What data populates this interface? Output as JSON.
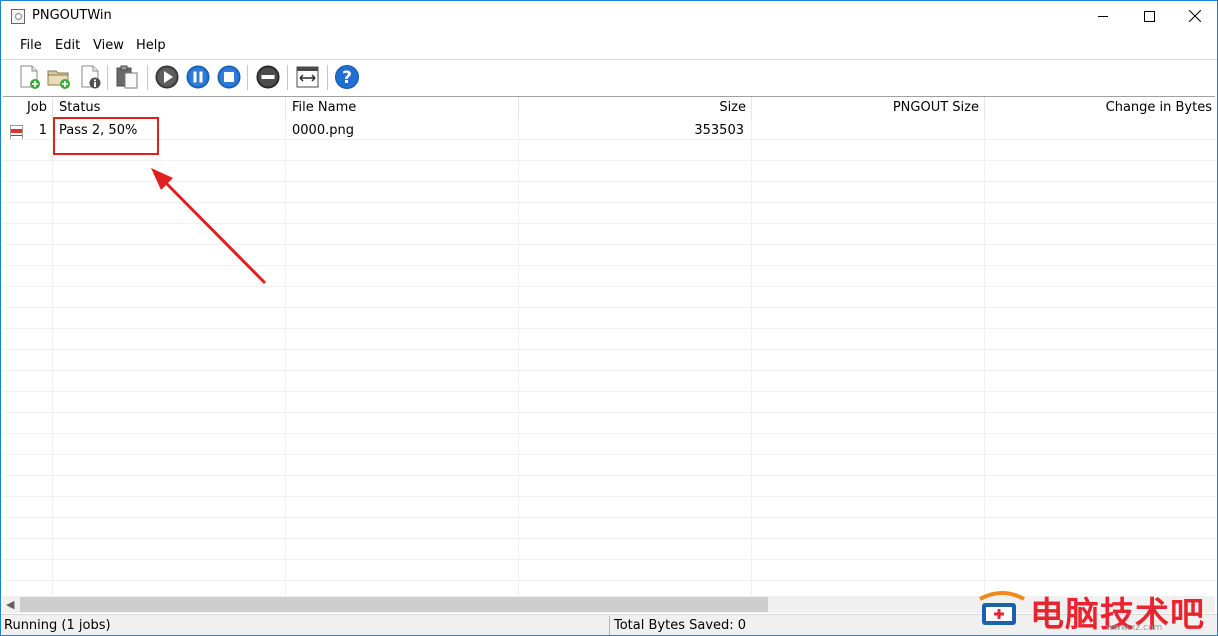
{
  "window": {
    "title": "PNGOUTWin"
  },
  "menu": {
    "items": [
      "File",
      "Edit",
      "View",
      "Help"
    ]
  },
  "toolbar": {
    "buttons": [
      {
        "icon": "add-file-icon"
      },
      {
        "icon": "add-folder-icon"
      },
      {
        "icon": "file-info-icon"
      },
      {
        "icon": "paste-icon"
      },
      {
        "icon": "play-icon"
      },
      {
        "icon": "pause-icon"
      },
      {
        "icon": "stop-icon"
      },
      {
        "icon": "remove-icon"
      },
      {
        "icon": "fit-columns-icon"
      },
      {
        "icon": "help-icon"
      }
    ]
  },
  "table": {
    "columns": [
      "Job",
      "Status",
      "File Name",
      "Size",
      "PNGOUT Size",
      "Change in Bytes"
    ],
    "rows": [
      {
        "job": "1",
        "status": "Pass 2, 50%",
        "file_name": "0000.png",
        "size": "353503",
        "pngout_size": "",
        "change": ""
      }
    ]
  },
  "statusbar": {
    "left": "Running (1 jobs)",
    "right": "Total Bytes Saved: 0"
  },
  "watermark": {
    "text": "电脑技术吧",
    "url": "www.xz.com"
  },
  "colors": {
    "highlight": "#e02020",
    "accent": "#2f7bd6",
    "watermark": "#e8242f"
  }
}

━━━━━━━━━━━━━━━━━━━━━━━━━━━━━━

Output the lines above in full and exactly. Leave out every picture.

#### [Answer section]
What data populates this interface? Output as JSON.
{
  "window": {
    "title": "PNGOUTWin"
  },
  "menu": {
    "items": [
      "File",
      "Edit",
      "View",
      "Help"
    ]
  },
  "toolbar": {
    "buttons": [
      {
        "icon": "add-file-icon"
      },
      {
        "icon": "add-folder-icon"
      },
      {
        "icon": "file-info-icon"
      },
      {
        "icon": "paste-icon"
      },
      {
        "icon": "play-icon"
      },
      {
        "icon": "pause-icon"
      },
      {
        "icon": "stop-icon"
      },
      {
        "icon": "remove-icon"
      },
      {
        "icon": "fit-columns-icon"
      },
      {
        "icon": "help-icon"
      }
    ]
  },
  "table": {
    "columns": [
      "Job",
      "Status",
      "File Name",
      "Size",
      "PNGOUT Size",
      "Change in Bytes"
    ],
    "rows": [
      {
        "job": "1",
        "status": "Pass 2, 50%",
        "file_name": "0000.png",
        "size": "353503",
        "pngout_size": "",
        "change": ""
      }
    ]
  },
  "statusbar": {
    "left": "Running (1 jobs)",
    "right": "Total Bytes Saved: 0"
  },
  "watermark": {
    "text": "电脑技术吧",
    "url": "www.xz.com"
  },
  "colors": {
    "highlight": "#e02020",
    "accent": "#2f7bd6",
    "watermark": "#e8242f"
  }
}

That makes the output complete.